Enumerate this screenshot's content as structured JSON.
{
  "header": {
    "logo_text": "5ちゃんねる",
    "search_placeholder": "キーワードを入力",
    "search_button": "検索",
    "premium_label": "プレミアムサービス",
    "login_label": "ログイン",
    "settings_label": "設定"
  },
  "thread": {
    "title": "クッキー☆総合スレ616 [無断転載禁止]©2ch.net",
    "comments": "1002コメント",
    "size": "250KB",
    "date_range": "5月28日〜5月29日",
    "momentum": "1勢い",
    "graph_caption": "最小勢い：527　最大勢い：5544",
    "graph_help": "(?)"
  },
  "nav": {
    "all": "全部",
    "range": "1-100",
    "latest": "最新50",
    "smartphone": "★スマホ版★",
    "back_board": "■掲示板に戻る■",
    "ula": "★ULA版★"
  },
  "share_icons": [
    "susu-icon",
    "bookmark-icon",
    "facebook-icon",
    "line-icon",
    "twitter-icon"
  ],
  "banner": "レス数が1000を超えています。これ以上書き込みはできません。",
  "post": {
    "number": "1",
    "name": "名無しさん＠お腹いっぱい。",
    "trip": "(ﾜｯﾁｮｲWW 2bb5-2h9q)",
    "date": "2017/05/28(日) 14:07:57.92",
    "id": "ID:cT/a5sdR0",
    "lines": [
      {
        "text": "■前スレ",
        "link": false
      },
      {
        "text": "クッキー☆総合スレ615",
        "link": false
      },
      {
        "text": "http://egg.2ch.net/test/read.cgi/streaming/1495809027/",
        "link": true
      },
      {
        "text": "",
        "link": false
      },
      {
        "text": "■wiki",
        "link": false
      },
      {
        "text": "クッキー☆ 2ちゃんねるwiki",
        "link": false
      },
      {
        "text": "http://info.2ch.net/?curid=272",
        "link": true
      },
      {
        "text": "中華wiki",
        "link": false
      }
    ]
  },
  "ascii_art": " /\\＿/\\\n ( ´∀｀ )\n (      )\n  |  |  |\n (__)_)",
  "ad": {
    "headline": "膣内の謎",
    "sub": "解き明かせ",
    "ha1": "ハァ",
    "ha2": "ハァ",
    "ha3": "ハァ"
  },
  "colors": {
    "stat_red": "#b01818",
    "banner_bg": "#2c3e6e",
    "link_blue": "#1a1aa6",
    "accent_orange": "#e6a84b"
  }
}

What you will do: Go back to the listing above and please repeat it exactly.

Finished task:
Enumerate this screenshot's content as structured JSON.
{
  "header": {
    "logo_text": "5ちゃんねる",
    "search_placeholder": "キーワードを入力",
    "search_button": "検索",
    "premium_label": "プレミアムサービス",
    "login_label": "ログイン",
    "settings_label": "設定"
  },
  "thread": {
    "title": "クッキー☆総合スレ616 [無断転載禁止]©2ch.net",
    "comments": "1002コメント",
    "size": "250KB",
    "date_range": "5月28日〜5月29日",
    "momentum": "1勢い",
    "graph_caption": "最小勢い：527　最大勢い：5544",
    "graph_help": "(?)"
  },
  "nav": {
    "all": "全部",
    "range": "1-100",
    "latest": "最新50",
    "smartphone": "★スマホ版★",
    "back_board": "■掲示板に戻る■",
    "ula": "★ULA版★"
  },
  "share_icons": [
    "susu-icon",
    "bookmark-icon",
    "facebook-icon",
    "line-icon",
    "twitter-icon"
  ],
  "banner": "レス数が1000を超えています。これ以上書き込みはできません。",
  "post": {
    "number": "1",
    "name": "名無しさん＠お腹いっぱい。",
    "trip": "(ﾜｯﾁｮｲWW 2bb5-2h9q)",
    "date": "2017/05/28(日) 14:07:57.92",
    "id": "ID:cT/a5sdR0",
    "lines": [
      {
        "text": "■前スレ",
        "link": false
      },
      {
        "text": "クッキー☆総合スレ615",
        "link": false
      },
      {
        "text": "http://egg.2ch.net/test/read.cgi/streaming/1495809027/",
        "link": true
      },
      {
        "text": "",
        "link": false
      },
      {
        "text": "■wiki",
        "link": false
      },
      {
        "text": "クッキー☆ 2ちゃんねるwiki",
        "link": false
      },
      {
        "text": "http://info.2ch.net/?curid=272",
        "link": true
      },
      {
        "text": "中華wiki",
        "link": false
      }
    ]
  },
  "ascii_art": " /\\＿/\\\n ( ´∀｀ )\n (      )\n  |  |  |\n (__)_)",
  "ad": {
    "headline": "膣内の謎",
    "sub": "解き明かせ",
    "ha1": "ハァ",
    "ha2": "ハァ",
    "ha3": "ハァ"
  },
  "colors": {
    "stat_red": "#b01818",
    "banner_bg": "#2c3e6e",
    "link_blue": "#1a1aa6",
    "accent_orange": "#e6a84b"
  }
}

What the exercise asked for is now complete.